REQUIRED ACTION: Below are some records; find each line that carries the word "Inspección" and copy it.

RECORDS FOR PROCESSING:

━━━━━━━━━━━━━━━━

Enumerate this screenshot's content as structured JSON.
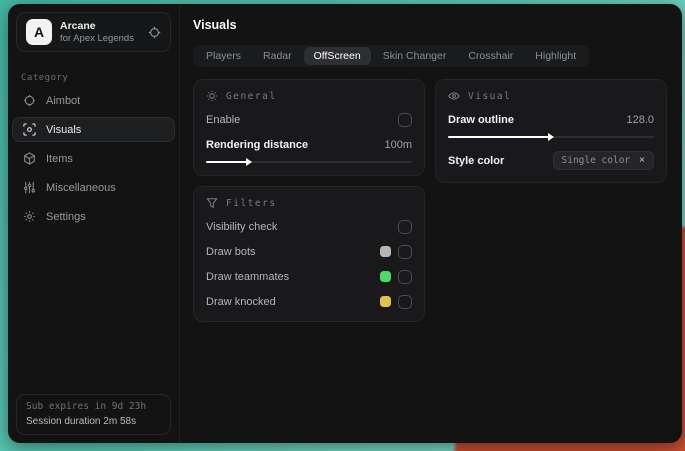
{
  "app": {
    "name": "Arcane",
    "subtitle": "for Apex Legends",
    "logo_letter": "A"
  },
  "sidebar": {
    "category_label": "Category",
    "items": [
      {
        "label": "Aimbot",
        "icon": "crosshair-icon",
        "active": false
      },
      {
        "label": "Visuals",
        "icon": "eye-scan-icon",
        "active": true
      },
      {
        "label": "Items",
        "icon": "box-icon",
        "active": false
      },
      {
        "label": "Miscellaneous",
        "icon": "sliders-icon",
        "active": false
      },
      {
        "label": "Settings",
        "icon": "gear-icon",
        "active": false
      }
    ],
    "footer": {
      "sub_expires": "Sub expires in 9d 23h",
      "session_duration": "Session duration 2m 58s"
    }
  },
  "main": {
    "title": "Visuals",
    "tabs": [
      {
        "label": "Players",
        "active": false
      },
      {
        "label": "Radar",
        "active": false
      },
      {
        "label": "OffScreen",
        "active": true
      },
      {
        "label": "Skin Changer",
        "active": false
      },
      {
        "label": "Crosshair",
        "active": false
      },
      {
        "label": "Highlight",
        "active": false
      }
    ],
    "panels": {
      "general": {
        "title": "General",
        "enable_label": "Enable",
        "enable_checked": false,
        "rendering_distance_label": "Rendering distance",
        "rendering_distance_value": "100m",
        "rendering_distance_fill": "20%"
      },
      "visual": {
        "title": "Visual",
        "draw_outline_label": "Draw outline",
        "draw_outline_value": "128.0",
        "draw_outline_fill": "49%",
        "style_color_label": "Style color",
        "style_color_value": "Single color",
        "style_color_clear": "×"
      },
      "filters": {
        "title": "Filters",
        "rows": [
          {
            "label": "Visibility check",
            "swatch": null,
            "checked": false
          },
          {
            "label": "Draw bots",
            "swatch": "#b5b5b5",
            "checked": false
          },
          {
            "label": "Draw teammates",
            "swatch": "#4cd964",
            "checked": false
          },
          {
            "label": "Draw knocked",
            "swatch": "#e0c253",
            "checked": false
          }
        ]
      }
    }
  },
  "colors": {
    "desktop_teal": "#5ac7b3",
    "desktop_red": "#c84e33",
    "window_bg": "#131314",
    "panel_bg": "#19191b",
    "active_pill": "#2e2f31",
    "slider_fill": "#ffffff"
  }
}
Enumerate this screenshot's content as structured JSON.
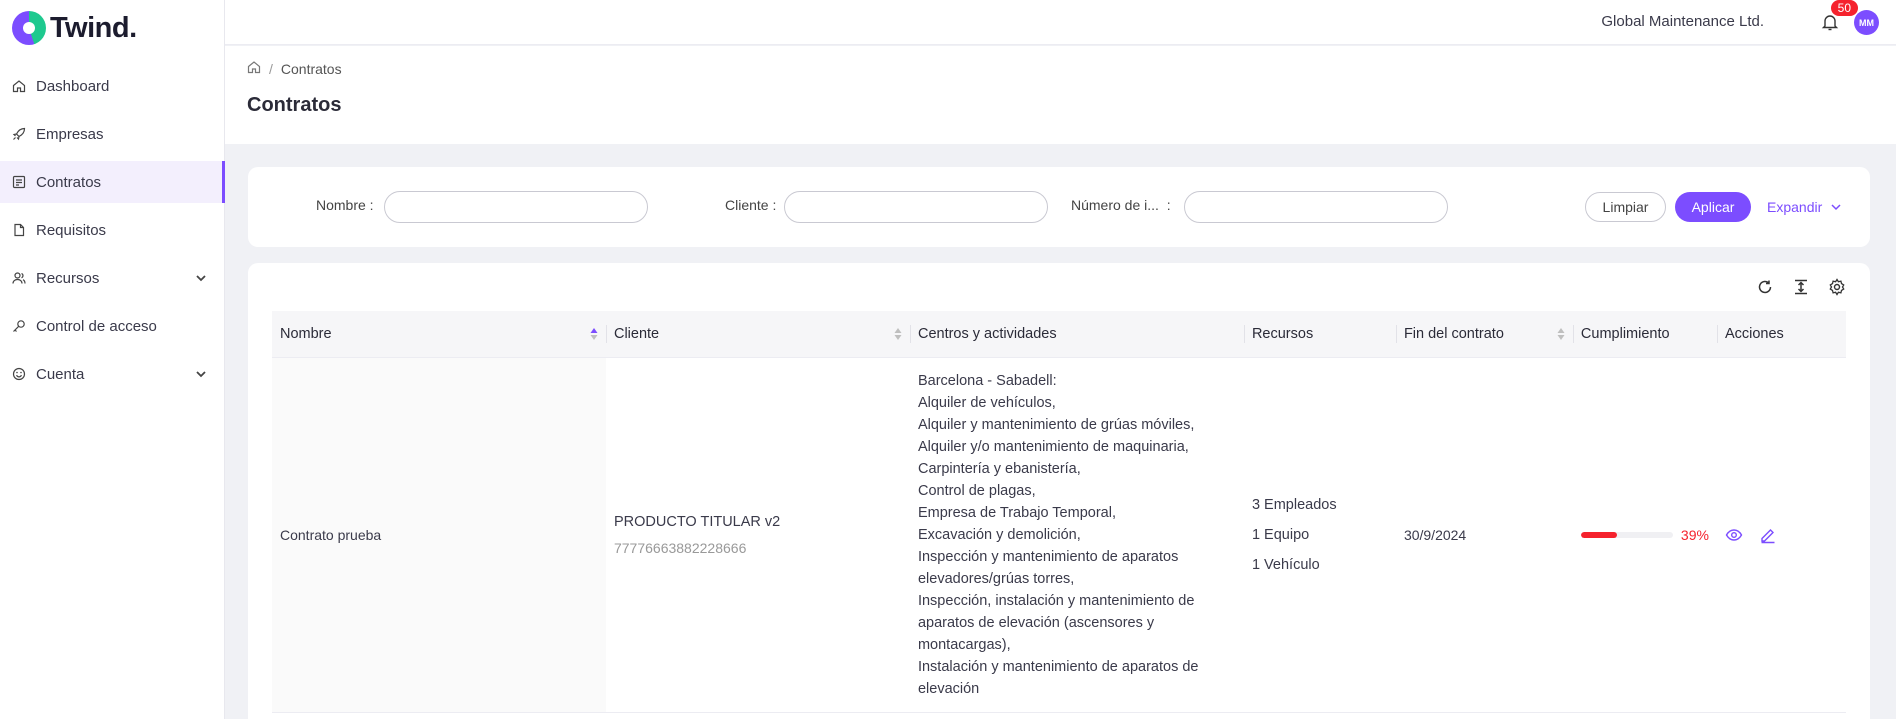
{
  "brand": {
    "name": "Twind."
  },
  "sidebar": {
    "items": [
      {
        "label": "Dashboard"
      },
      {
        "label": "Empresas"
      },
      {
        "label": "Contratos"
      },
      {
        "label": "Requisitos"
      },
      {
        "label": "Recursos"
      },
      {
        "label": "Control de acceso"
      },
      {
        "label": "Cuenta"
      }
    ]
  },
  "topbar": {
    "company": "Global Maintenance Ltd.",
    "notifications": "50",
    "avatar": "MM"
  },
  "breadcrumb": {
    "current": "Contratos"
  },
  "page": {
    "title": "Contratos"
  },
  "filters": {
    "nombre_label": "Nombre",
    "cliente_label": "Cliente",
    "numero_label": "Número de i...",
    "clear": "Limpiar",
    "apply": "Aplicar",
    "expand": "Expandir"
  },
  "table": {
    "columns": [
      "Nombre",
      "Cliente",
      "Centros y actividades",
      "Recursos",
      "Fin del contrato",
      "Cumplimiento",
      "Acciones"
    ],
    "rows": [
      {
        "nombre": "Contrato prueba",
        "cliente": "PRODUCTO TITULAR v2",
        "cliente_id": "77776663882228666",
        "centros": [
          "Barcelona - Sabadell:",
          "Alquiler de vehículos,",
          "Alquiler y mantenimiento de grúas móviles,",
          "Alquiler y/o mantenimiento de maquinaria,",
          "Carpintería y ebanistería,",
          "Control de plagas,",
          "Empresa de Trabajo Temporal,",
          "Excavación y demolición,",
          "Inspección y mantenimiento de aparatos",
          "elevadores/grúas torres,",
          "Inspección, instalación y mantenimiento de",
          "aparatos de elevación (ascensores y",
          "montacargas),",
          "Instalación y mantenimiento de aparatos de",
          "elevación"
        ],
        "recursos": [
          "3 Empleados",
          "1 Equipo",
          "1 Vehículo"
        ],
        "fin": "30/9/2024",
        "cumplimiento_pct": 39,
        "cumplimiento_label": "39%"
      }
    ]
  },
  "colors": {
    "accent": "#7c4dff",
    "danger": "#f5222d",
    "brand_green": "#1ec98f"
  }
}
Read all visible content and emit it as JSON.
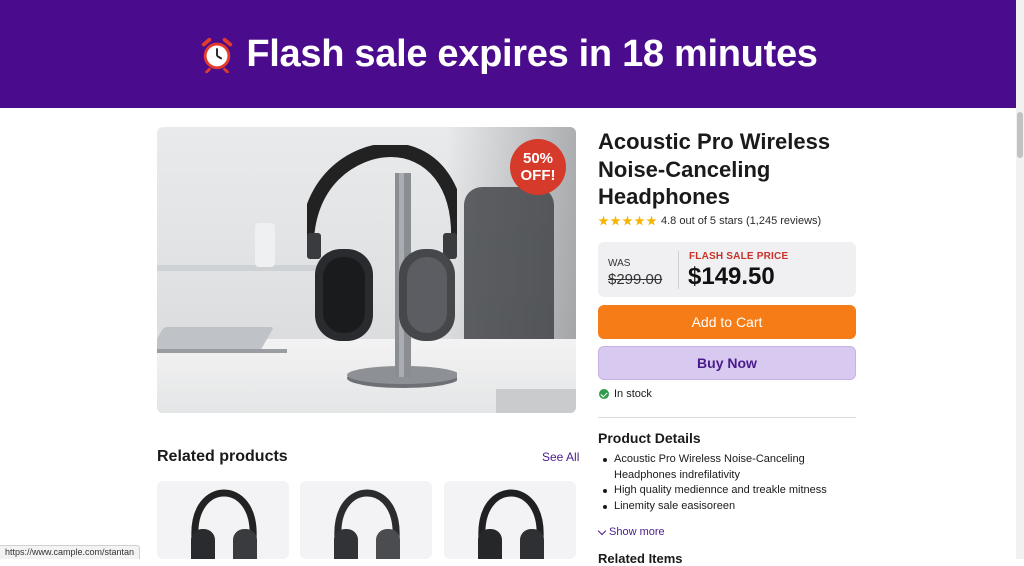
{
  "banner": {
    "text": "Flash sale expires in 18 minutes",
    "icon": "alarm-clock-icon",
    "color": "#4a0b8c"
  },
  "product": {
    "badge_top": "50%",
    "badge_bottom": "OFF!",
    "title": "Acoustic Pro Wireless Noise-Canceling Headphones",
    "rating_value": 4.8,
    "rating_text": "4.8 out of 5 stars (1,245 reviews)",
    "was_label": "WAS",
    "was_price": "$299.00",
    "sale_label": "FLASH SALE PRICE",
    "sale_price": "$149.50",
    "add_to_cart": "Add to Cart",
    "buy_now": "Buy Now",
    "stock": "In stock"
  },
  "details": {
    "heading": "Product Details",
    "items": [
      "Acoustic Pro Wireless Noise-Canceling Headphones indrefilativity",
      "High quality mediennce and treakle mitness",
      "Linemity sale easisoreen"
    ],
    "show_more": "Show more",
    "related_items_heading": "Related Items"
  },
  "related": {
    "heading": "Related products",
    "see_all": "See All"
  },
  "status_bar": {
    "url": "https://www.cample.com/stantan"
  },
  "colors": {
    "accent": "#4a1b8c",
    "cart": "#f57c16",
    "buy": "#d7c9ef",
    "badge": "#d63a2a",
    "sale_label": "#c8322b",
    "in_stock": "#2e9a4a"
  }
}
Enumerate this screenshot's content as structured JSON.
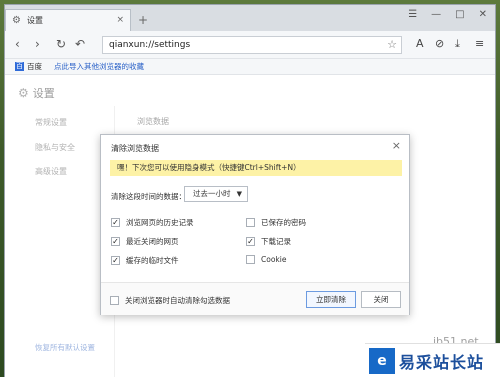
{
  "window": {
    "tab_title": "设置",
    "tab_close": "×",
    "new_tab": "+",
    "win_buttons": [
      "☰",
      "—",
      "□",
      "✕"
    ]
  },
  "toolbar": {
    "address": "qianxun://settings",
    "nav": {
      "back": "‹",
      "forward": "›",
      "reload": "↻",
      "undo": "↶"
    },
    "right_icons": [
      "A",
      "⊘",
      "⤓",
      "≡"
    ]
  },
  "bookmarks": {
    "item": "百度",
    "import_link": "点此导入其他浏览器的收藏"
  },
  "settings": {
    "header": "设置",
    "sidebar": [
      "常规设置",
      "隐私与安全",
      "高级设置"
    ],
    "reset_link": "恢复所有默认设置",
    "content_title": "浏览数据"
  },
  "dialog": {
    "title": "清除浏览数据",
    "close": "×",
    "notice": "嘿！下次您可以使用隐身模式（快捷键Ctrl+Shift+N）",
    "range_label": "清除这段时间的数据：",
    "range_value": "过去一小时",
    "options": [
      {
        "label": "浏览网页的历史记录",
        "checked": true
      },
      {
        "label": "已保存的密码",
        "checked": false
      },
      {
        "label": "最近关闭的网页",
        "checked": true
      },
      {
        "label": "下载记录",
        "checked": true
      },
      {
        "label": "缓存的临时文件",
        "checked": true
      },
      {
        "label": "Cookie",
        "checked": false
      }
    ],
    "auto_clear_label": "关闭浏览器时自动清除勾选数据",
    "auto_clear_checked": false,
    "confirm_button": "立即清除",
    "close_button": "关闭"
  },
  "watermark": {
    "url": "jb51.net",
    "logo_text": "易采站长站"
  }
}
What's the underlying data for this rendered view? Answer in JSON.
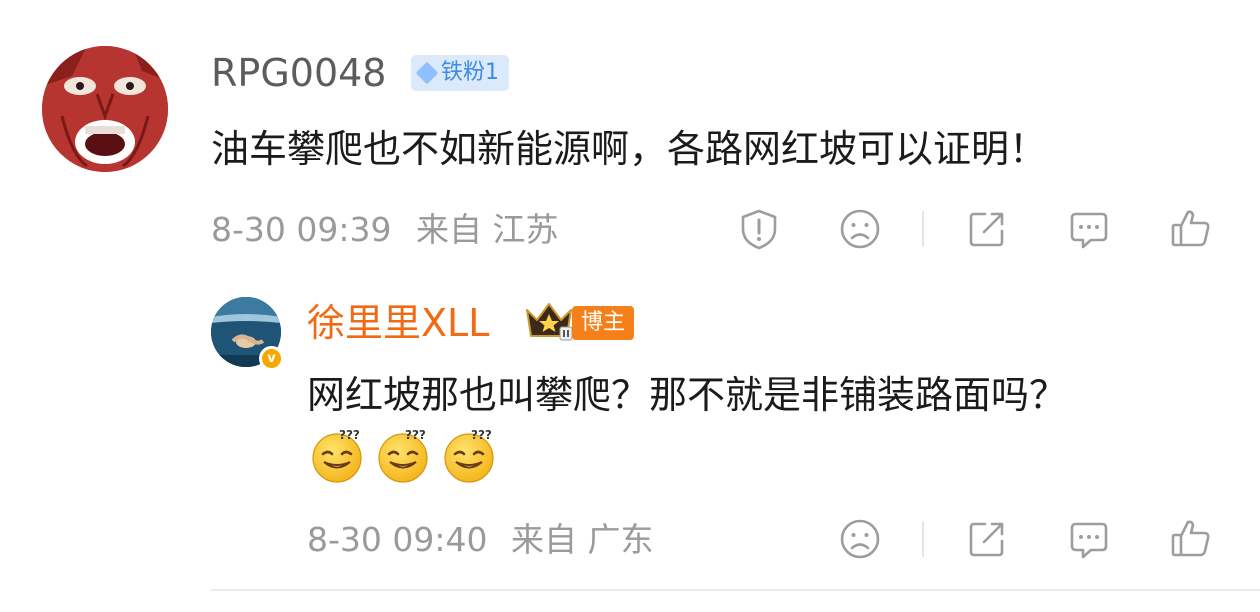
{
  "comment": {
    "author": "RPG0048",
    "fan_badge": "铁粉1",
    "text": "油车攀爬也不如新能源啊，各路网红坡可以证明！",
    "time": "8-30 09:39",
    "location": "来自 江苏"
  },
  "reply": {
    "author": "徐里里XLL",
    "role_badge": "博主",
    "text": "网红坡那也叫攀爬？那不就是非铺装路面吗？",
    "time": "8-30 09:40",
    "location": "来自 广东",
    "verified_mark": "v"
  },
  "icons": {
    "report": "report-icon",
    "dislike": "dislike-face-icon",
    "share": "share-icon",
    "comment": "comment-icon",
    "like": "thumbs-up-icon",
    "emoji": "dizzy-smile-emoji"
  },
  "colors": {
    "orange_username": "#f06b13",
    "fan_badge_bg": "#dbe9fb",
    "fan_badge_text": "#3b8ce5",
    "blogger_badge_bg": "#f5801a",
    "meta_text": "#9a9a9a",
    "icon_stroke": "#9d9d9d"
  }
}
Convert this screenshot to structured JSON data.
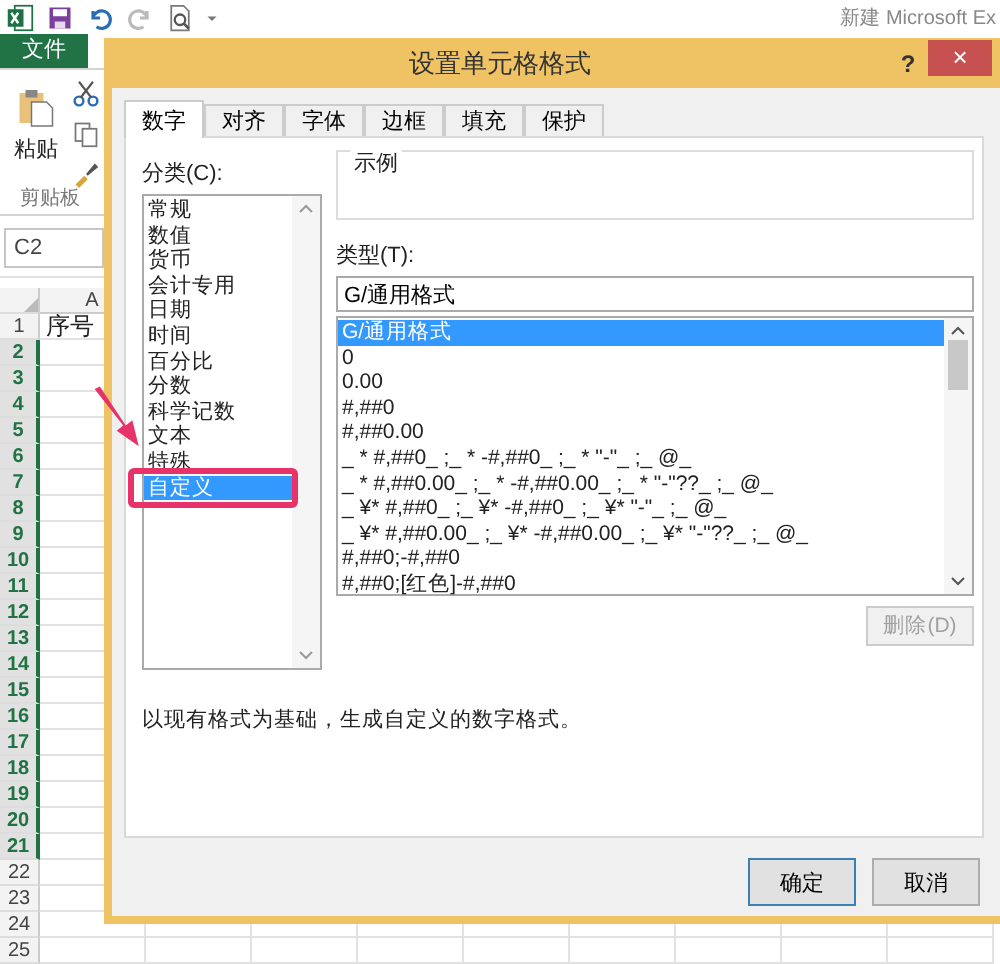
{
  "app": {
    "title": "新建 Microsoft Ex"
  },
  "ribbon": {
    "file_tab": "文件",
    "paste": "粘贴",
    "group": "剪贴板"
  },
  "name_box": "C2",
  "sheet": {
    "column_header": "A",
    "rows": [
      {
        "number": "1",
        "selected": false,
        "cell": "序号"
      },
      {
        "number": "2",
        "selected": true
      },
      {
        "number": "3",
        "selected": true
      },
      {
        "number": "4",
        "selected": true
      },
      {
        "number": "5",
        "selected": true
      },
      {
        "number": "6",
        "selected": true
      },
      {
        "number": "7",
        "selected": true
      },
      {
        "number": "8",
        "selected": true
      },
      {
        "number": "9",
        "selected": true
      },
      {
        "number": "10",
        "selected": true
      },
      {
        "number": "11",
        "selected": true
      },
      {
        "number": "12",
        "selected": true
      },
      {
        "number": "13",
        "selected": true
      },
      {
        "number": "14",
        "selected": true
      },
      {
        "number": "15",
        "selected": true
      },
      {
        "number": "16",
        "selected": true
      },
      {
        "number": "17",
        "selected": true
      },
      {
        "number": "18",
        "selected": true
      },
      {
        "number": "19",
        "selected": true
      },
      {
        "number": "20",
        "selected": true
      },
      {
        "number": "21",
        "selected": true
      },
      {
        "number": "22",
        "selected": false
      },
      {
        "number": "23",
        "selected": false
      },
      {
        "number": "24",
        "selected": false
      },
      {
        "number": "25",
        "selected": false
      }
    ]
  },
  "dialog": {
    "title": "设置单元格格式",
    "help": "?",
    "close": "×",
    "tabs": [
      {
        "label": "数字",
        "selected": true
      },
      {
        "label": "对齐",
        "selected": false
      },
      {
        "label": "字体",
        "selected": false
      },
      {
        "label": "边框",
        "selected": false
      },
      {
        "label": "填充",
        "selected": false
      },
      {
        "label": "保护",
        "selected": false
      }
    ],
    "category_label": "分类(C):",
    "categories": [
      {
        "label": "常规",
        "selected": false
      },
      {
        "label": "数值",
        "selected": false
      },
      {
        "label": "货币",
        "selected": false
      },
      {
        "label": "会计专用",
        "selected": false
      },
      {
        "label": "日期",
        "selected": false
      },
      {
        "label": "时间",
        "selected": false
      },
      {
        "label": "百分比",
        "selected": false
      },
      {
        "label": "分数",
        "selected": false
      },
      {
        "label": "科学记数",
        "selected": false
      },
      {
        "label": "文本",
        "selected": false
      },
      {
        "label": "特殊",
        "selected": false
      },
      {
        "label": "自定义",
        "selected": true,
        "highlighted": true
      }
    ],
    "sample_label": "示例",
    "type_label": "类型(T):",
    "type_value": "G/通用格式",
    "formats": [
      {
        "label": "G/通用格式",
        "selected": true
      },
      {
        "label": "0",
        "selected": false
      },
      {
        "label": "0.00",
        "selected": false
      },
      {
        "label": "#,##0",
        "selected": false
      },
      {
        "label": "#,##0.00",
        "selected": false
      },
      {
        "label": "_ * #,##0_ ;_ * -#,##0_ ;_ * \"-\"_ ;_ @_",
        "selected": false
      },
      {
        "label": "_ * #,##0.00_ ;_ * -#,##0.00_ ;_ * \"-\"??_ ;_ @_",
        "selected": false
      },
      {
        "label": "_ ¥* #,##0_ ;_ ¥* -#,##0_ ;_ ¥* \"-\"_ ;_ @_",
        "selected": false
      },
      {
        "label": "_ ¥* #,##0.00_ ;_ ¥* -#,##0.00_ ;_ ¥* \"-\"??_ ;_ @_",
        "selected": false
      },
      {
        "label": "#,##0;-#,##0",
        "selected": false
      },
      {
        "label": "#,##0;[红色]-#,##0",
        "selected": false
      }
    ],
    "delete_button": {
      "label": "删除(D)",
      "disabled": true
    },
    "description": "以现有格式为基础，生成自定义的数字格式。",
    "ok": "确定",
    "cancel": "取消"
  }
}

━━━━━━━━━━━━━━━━

SOLUTION FOR THIS PROBLEM:
          "Inspección y mantenimiento de aparatos",
          "Inspección, instalación y mantenimiento de",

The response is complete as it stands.